Jones was a successful businessman, charming, assertive, and loud, with a story for every occasion and topic, who attributed his financial success to his ability to make the people around him feel good about themselves, which was easily believable. He was in his own transition, trying to figure out what to make of his life now that he was middle-aged and newly divorced.
We were genuinely enjoying our time together, and when the plane landed, Jones suggested the three of us find food and more drinks before going our separate ways. We settled on a Mexican restaurant in the Dallas airport called Cantina, and soon the margaritas and conversation were flowing, and often overflowing to include the tables next to ours, as we laughed, shared stories, and fully embraced these strange, unpredictable hours of life, knowing we would never cross paths again. The waitress and those around us asked how we all knew each other from, or if we were family, and we'd laugh at the wonder in their expression when we'd tell them we'd just met in the boarding line.
As time went on, some of the stories grew surprisingly raw—reflections on why a cousin of Jones' had overdosed, why our marriages had ended, the strangeness of transition—yet, this time the pain was lessened in the retelling. Our faces reflected the empathy of shared experience back to each other. I suppose it was odd, in a way, to feel such strong connections with virtual strangers…or perhaps it is more odd that we don't feel this kind of connection to our fellow humans always.
Five tacos, two chip bowls, six drinks, and two hours later, Jones was late for his flight. He paid the bill and we said hurried goodbyes and waved as he rushed off for his flight in a different terminal, towering above all the other heads.
Shirley turned to me when he was gone, and grinned, "Life is just wild, isn't it? Can't always tell what's gonna happen—but, you know, that's half the fun." She squeezed my shoulder and her smile radiated through me. "You're gonna be just fine, hunny. Good luck. With everything."
I hugged her tight, and wished her Merry Christmas, and watched her trudge off cheerily towards the escalator, until she was accepted back into the sea of our fellow travelers.

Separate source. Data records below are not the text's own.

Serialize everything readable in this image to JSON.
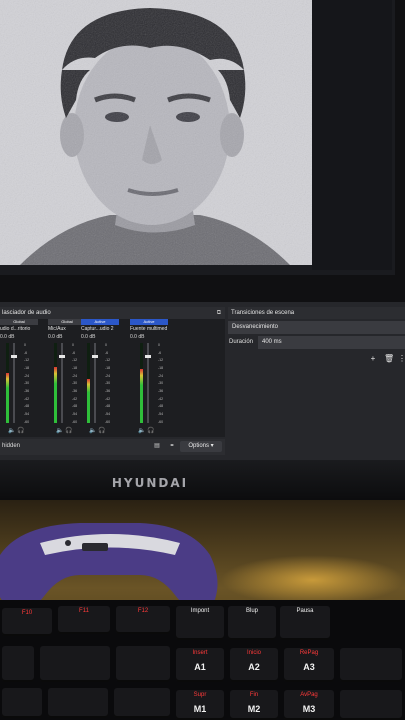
{
  "audio_mixer": {
    "title": "lasciador de audio",
    "channels": [
      {
        "badge": "Global",
        "badge_state": "global",
        "name": "udio d...ritorio",
        "db": "0.0 dB",
        "level": 0.62,
        "fader": 0.85
      },
      {
        "badge": "Global",
        "badge_state": "global",
        "name": "Mic/Aux",
        "db": "0.0 dB",
        "level": 0.7,
        "fader": 0.85
      },
      {
        "badge": "Active",
        "badge_state": "active",
        "name": "Captur...udio 2",
        "db": "0.0 dB",
        "level": 0.55,
        "fader": 0.85
      },
      {
        "badge": "Active",
        "badge_state": "active",
        "name": "Fuente multimed",
        "db": "0.0 dB",
        "level": 0.68,
        "fader": 0.85
      }
    ],
    "scale_labels": [
      "0",
      "-6",
      "-12",
      "-18",
      "-24",
      "-30",
      "-36",
      "-42",
      "-48",
      "-54",
      "-60"
    ],
    "hidden_label": "hidden",
    "options_label": "Options"
  },
  "transitions": {
    "title": "Transiciones de escena",
    "selected": "Desvanecimiento",
    "duration_label": "Duración",
    "duration_value": "400 ms"
  },
  "monitor": {
    "brand": "HYUNDAI"
  },
  "keyboard": {
    "keys": [
      {
        "top": "F10",
        "main": ""
      },
      {
        "top": "F11",
        "main": ""
      },
      {
        "top": "F12",
        "main": ""
      },
      {
        "top": "Impont",
        "main": ""
      },
      {
        "top": "Blup",
        "main": ""
      },
      {
        "top": "Pausa",
        "main": ""
      },
      {
        "top": "Insert",
        "main": "A1"
      },
      {
        "top": "Inicio",
        "main": "A2"
      },
      {
        "top": "RePag",
        "main": "A3"
      },
      {
        "top": "Supr",
        "main": "M1"
      },
      {
        "top": "Fin",
        "main": "M2"
      },
      {
        "top": "AvPag",
        "main": "M3"
      }
    ]
  },
  "colors": {
    "obs_bg": "#26272b",
    "active_badge": "#2b57c8",
    "meter_green": "#2fbf3a",
    "meter_yellow": "#d6c436",
    "meter_red": "#d93434"
  }
}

She left a glow with me—the blessing of a stranger, now a friend.
I felt more like myself than I had in years.